But newly discovered lands and commercial routes did more than bring wealth to the merchants; they opened up a new market for the seagoing nations of Europe, especially England. Handicraft was unable to satisfy the rapidly increasing demands of this market. These demands were on a large scale; production had to proceed on a large scale. That is, the market demanded a form of production which could and would adapt itself to the demand; in other words, a form absolutely in command of the merchants.
The merchants naturally found it to their interest to satisfy the demand of this new market; and they hail the money to purchase the necessary means, raw materials, tools, factories and labor. But where was this last to come from? So long as a man owns tools of his own and can produce with them, he will not sell himself to another. Fortunately for the merchant, rural laborers were being driven from the soil. The landlords wanted their share of the new prosperity, therefore they enlarged their scale of production and demanded a larger proportion of the product.

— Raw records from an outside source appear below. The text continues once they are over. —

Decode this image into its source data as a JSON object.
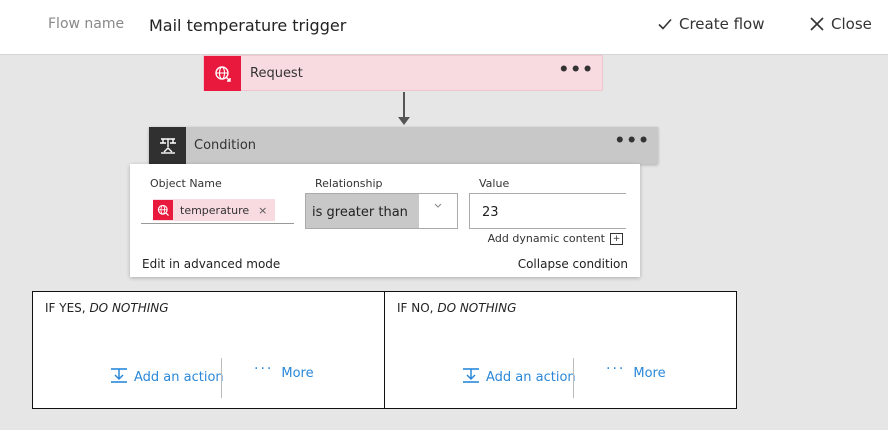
{
  "header": {
    "flow_label": "Flow name",
    "flow_title": "Mail temperature trigger",
    "create_label": "Create flow",
    "close_label": "Close"
  },
  "request": {
    "title": "Request",
    "menu": "•••"
  },
  "condition": {
    "title": "Condition",
    "menu": "•••",
    "object_label": "Object Name",
    "object_token": "temperature",
    "object_token_remove": "×",
    "relationship_label": "Relationship",
    "relationship_value": "is greater than",
    "value_label": "Value",
    "value": "23",
    "dynamic_content": "Add dynamic content",
    "dynamic_content_glyph": "+",
    "advanced_mode": "Edit in advanced mode",
    "collapse": "Collapse condition"
  },
  "branches": {
    "yes": {
      "prefix": "IF YES,",
      "emphasis": "DO NOTHING",
      "add_action": "Add an action",
      "more": "More"
    },
    "no": {
      "prefix": "IF NO,",
      "emphasis": "DO NOTHING",
      "add_action": "Add an action",
      "more": "More"
    }
  },
  "colors": {
    "request_accent": "#e8193c",
    "request_bg": "#f8dbe1",
    "condition_icon_bg": "#303030",
    "condition_header_bg": "#c8c8c8",
    "link_blue": "#2b88d8",
    "canvas_bg": "#e6e6e6"
  },
  "icons": {
    "create": "checkmark-icon",
    "close": "close-icon",
    "request": "globe-request-icon",
    "condition": "condition-icon",
    "add_action": "add-action-icon",
    "more": "more-dots-icon"
  }
}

So agricultural laborers were forced to the doors of the new-built factories.
Thus the foundations of capitalist industry were laid by means of expropriation, by means of a revolution as bloody as any in history.
The separation of great masses of workers from the means of production, their transformation into propertyless proletarians, was a condition necessary to capitalist production. Economic development made the change inevitable. But the rising classes were not content to sit by and watch the course of events; they resorted to violence to accelerate the change. It was through violence of the most brutal, repulsive kind that capitalist society was ushered in.

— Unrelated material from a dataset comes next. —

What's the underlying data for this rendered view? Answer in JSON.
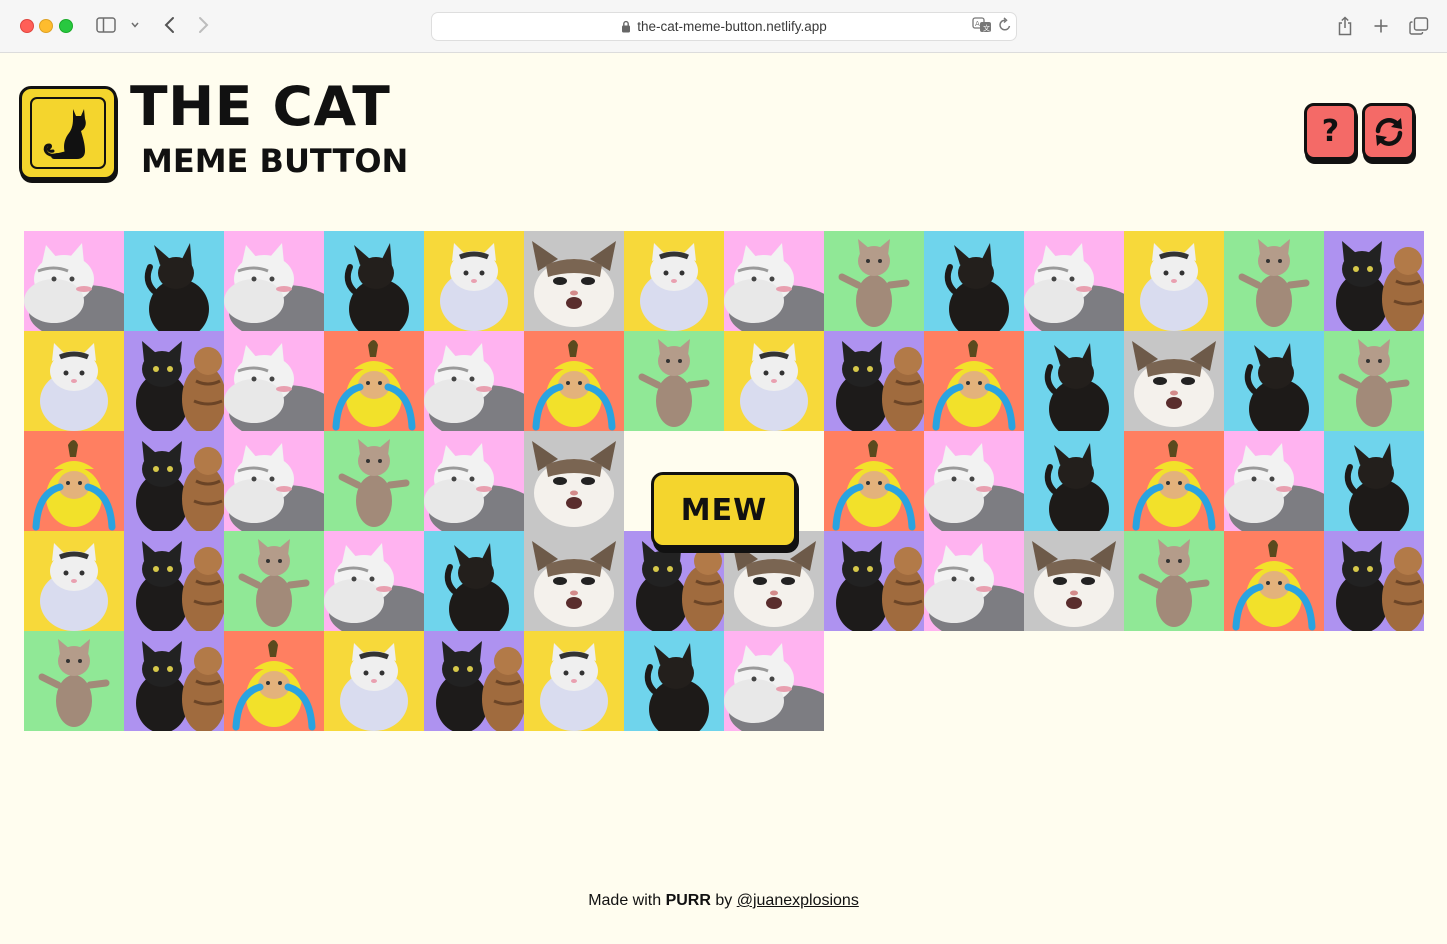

At first the new system differed but little from the old so far as external appearance was concerned. The capitalist delivered raw material to his hired workers and collected from them the finished product. Later he found it advantageous to gather them in a large building called a factory.
As soon as workers produced together in a factory, it was discovered that a division of labor increased the profits. Gradually systems of production became so developed that each operative had to make but a single motion or perform a single operation. That is, the laborer had been reduced to the level of a machine. Only one step remained – to replace him with a machine, and that step was soon taken. It was made possible by the development of science – and especially by the application of steam-power to industrial processes. The introduction of machinery meant an industrial revolution. With this change economic development became the triumphant march of capitalism.

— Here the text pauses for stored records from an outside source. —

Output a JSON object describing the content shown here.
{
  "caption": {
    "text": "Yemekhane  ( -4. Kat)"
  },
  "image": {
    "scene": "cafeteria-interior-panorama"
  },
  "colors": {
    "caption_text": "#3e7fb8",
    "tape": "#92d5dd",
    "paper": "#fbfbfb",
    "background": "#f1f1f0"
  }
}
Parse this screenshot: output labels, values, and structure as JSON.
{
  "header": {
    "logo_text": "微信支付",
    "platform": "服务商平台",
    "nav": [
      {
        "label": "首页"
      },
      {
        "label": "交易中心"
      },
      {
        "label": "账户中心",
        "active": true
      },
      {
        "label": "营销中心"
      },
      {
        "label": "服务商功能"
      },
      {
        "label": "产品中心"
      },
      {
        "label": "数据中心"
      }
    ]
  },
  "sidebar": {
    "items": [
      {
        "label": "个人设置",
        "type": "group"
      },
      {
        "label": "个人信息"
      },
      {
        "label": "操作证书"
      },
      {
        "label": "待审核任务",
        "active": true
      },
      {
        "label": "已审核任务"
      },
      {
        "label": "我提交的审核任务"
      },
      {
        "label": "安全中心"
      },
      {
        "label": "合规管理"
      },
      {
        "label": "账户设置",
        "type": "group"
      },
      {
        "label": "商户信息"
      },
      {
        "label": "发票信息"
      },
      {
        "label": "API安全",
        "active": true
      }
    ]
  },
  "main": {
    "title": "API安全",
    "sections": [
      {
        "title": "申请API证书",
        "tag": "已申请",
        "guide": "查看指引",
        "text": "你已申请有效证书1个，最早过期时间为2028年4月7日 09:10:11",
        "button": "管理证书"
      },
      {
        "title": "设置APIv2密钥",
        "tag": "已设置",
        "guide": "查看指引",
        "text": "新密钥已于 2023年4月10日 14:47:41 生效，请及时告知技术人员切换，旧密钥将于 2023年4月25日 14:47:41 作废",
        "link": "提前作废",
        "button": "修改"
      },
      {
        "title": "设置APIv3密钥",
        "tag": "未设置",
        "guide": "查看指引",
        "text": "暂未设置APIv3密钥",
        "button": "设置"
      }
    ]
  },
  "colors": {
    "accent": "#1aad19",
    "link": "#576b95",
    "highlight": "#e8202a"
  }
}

Between 1770 and 1789 the first practical machines were introduced into the English textile industry. The steam engine was invented at the same time. From that period on the machine conquered one branch of industry after another and one country after another. It has placed it in the power of a factory operative to do the work of several hundred handicraftsmen.
Under these conditions the factory rules, and the days of handicraft, of independent production, are numbered. What remains is carried on chiefly by unfortunates who cannot find places in the factory system.
Last updated on 23.11.2003